If you follow Rule#2, then it is critical you become knowledgeable on the current rental laws. An example was a recent change to month-to-month termination notification. California law requires the Landlord to give a tenant 60 days notice of termination of month-to-month lease, regardless of the 30 day notice agreed upon in the original lease. Fortunately for the tenant, they still can give the Landlord 30 days notice. This major change became effective the beginning of this year. Sources to keep up to date with rental laws are apartment associations and the web site of the Department of Real Estate or like kind governing board.
Rule#4- Include automatic rental increases
This rule I learned the hard way. I noticed that it was a difficult process to increase rent on my tenants. The tenants didn’t like the increases and depending on the timing of the notice or size they may get upset and leave to find another place to rent. So the effort to increase rent a few dollars would potentially cost me thousands of dollars to update and advertise a vacant unit. What I discovered is that you can include an automatic increase in rent at the beginning of the tenancy. This way the tenant is aware of the increase and can budget accordingly. You as a Landlord still have to provide 30 day written notice of the increase, but at least the tenant is expecting the notice.
Rule#5- Be fair and direct

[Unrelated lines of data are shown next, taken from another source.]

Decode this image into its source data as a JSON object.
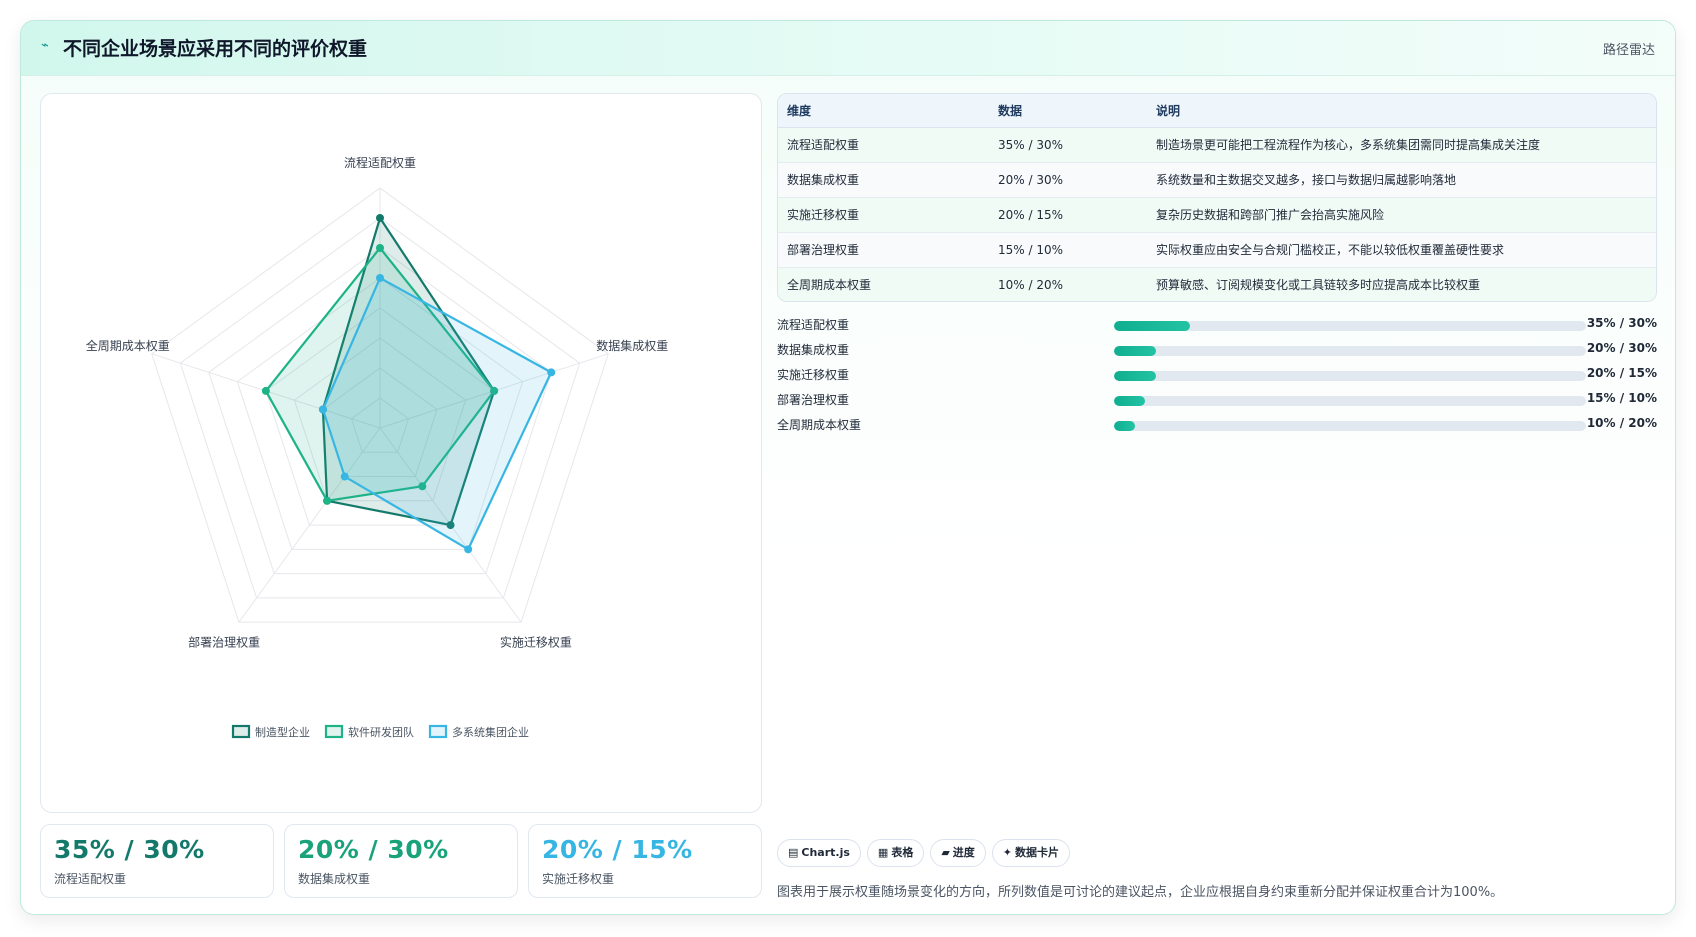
{
  "header": {
    "title": "不同企业场景应采用不同的评价权重",
    "tag": "路径雷达",
    "icon": "chart-line-icon"
  },
  "chart_data": {
    "type": "radar",
    "axes": [
      "流程适配权重",
      "数据集成权重",
      "实施迁移权重",
      "部署治理权重",
      "全周期成本权重"
    ],
    "range": [
      0,
      40
    ],
    "grid": true,
    "legend_position": "bottom",
    "series": [
      {
        "name": "制造型企业",
        "values": [
          35,
          20,
          20,
          15,
          10
        ],
        "color": "#137a6b"
      },
      {
        "name": "软件研发团队",
        "values": [
          30,
          20,
          12,
          15,
          20
        ],
        "color": "#1db386"
      },
      {
        "name": "多系统集团企业",
        "values": [
          25,
          30,
          25,
          10,
          10
        ],
        "color": "#38b6e3"
      }
    ]
  },
  "stats": [
    {
      "value": "35% / 30%",
      "label": "流程适配权重",
      "color": "#137a6b"
    },
    {
      "value": "20% / 30%",
      "label": "数据集成权重",
      "color": "#1aa37a"
    },
    {
      "value": "20% / 15%",
      "label": "实施迁移权重",
      "color": "#38b6e3"
    }
  ],
  "table": {
    "headers": [
      "维度",
      "数据",
      "说明"
    ],
    "rows": [
      [
        "流程适配权重",
        "35% / 30%",
        "制造场景更可能把工程流程作为核心，多系统集团需同时提高集成关注度"
      ],
      [
        "数据集成权重",
        "20% / 30%",
        "系统数量和主数据交叉越多，接口与数据归属越影响落地"
      ],
      [
        "实施迁移权重",
        "20% / 15%",
        "复杂历史数据和跨部门推广会抬高实施风险"
      ],
      [
        "部署治理权重",
        "15% / 10%",
        "实际权重应由安全与合规门槛校正，不能以较低权重覆盖硬性要求"
      ],
      [
        "全周期成本权重",
        "10% / 20%",
        "预算敏感、订阅规模变化或工具链较多时应提高成本比较权重"
      ]
    ]
  },
  "bars": [
    {
      "label": "流程适配权重",
      "value": "35% / 30%",
      "fill": 0.16
    },
    {
      "label": "数据集成权重",
      "value": "20% / 30%",
      "fill": 0.09
    },
    {
      "label": "实施迁移权重",
      "value": "20% / 15%",
      "fill": 0.09
    },
    {
      "label": "部署治理权重",
      "value": "15% / 10%",
      "fill": 0.065
    },
    {
      "label": "全周期成本权重",
      "value": "10% / 20%",
      "fill": 0.045
    }
  ],
  "chips": [
    {
      "icon": "▤",
      "label": "Chart.js"
    },
    {
      "icon": "▦",
      "label": "表格"
    },
    {
      "icon": "▰",
      "label": "进度"
    },
    {
      "icon": "✦",
      "label": "数据卡片"
    }
  ],
  "note": "图表用于展示权重随场景变化的方向，所列数值是可讨论的建议起点，企业应根据自身约束重新分配并保证权重合计为100%。"
}
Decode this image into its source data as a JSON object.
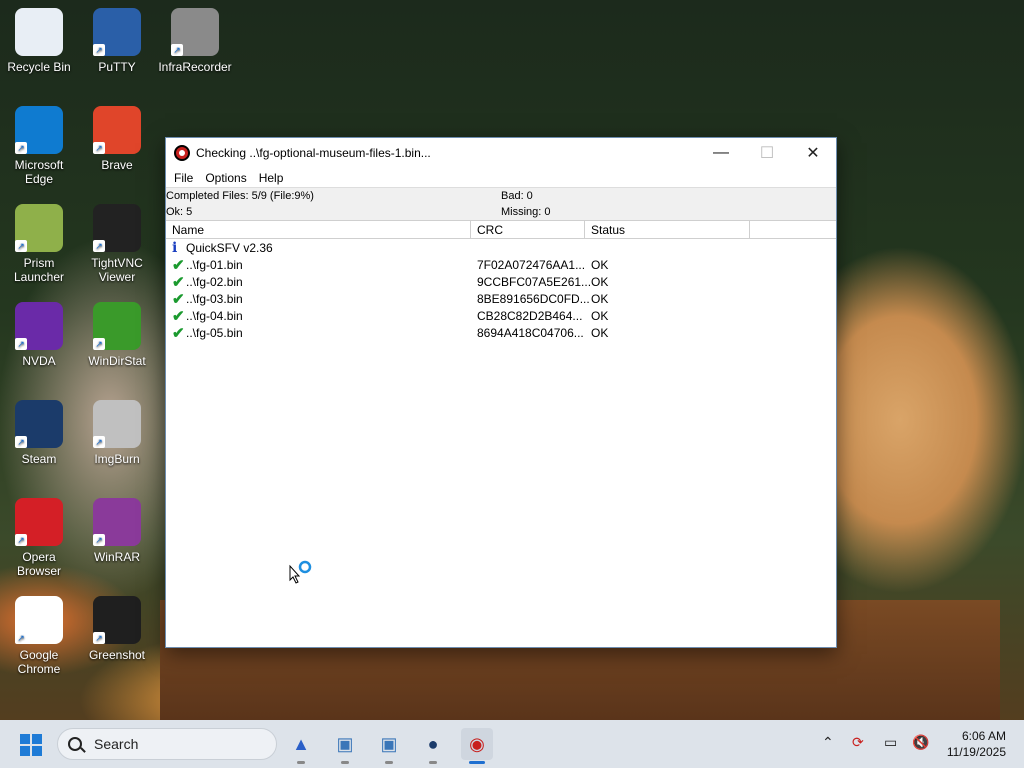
{
  "desktop": {
    "icons": [
      {
        "label": "Recycle Bin",
        "icon": "recycle-bin-icon"
      },
      {
        "label": "PuTTY",
        "icon": "putty-icon"
      },
      {
        "label": "InfraRecorder",
        "icon": "infrarecorder-icon"
      },
      {
        "label": "Microsoft Edge",
        "icon": "edge-icon"
      },
      {
        "label": "Brave",
        "icon": "brave-icon"
      },
      {
        "label": "Prism Launcher",
        "icon": "prism-icon"
      },
      {
        "label": "TightVNC Viewer",
        "icon": "tightvnc-icon"
      },
      {
        "label": "NVDA",
        "icon": "nvda-icon"
      },
      {
        "label": "WinDirStat",
        "icon": "windirstat-icon"
      },
      {
        "label": "Steam",
        "icon": "steam-icon"
      },
      {
        "label": "ImgBurn",
        "icon": "imgburn-icon"
      },
      {
        "label": "Opera Browser",
        "icon": "opera-icon"
      },
      {
        "label": "WinRAR",
        "icon": "winrar-icon"
      },
      {
        "label": "Google Chrome",
        "icon": "chrome-icon"
      },
      {
        "label": "Greenshot",
        "icon": "greenshot-icon"
      }
    ]
  },
  "window": {
    "title": "Checking ..\\fg-optional-museum-files-1.bin...",
    "controls": {
      "minimize": "—",
      "maximize": "☐",
      "close": "✕"
    },
    "menu": [
      "File",
      "Options",
      "Help"
    ],
    "status": {
      "completed": "Completed Files: 5/9 (File:9%)",
      "bad": "Bad: 0",
      "ok": "Ok: 5",
      "missing": "Missing: 0"
    },
    "columns": [
      "Name",
      "CRC",
      "Status"
    ],
    "header_row": "QuickSFV v2.36",
    "rows": [
      {
        "name": "..\\fg-01.bin",
        "crc": "7F02A072476AA1...",
        "status": "OK"
      },
      {
        "name": "..\\fg-02.bin",
        "crc": "9CCBFC07A5E261...",
        "status": "OK"
      },
      {
        "name": "..\\fg-03.bin",
        "crc": "8BE891656DC0FD...",
        "status": "OK"
      },
      {
        "name": "..\\fg-04.bin",
        "crc": "CB28C82D2B464...",
        "status": "OK"
      },
      {
        "name": "..\\fg-05.bin",
        "crc": "8694A418C04706...",
        "status": "OK"
      }
    ]
  },
  "taskbar": {
    "search_placeholder": "Search",
    "time": "6:06 AM",
    "date": "11/19/2025"
  }
}
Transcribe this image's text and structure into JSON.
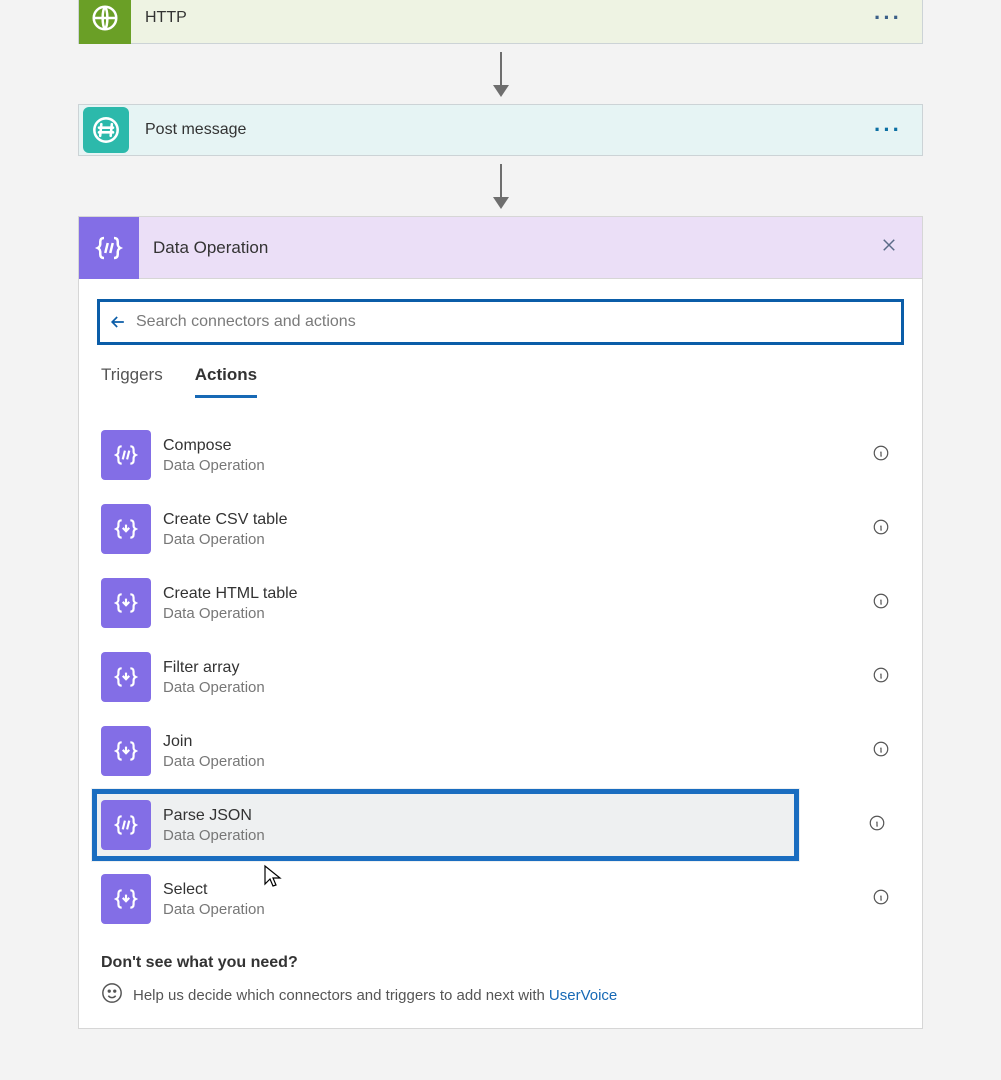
{
  "steps": {
    "http": "HTTP",
    "slack": "Post message"
  },
  "panel": {
    "title": "Data Operation",
    "search_placeholder": "Search connectors and actions",
    "tabs": {
      "triggers": "Triggers",
      "actions": "Actions"
    },
    "actions": [
      {
        "name": "Compose",
        "sub": "Data Operation"
      },
      {
        "name": "Create CSV table",
        "sub": "Data Operation"
      },
      {
        "name": "Create HTML table",
        "sub": "Data Operation"
      },
      {
        "name": "Filter array",
        "sub": "Data Operation"
      },
      {
        "name": "Join",
        "sub": "Data Operation"
      },
      {
        "name": "Parse JSON",
        "sub": "Data Operation"
      },
      {
        "name": "Select",
        "sub": "Data Operation"
      }
    ],
    "footer": {
      "title": "Don't see what you need?",
      "text": "Help us decide which connectors and triggers to add next with",
      "link": "UserVoice"
    }
  }
}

After dealing with 75 rental units a pattern started to appear regarding payment of rent. Some tenants were excellent and would pay before or on the first of the month. Others would wait for the last hour of the final day before a late charge could be added. And the remaining tenants would always be late and pay the late fee every month. Unforeseen events in a tenant’s life would happen and I would get that call or letter asking for extra time to pay the rent. My response would be a respectful inquiry regarding when payment would be rendered and to remind the tenant that a late fee would be added as described in the lease agreement. I also informed the tenant that unless payment is sent to my office by the 12th, then a 3 day pay rent or quit notice would be served. Honestly if a tenant in late three consecutive months, I would serve a lease termination notice. I never try to sympathize with the tenant about my need to pay the mortgage and all the bills, because most tenants don’t care. They see me as a rich Landlord that has endless pockets of wealth… HA! Of course there are other rules, but that will have to come another day. I enjoy sharing my experiences so if you have a question or story you want to share send me an email at Anthony@InvestBig.com.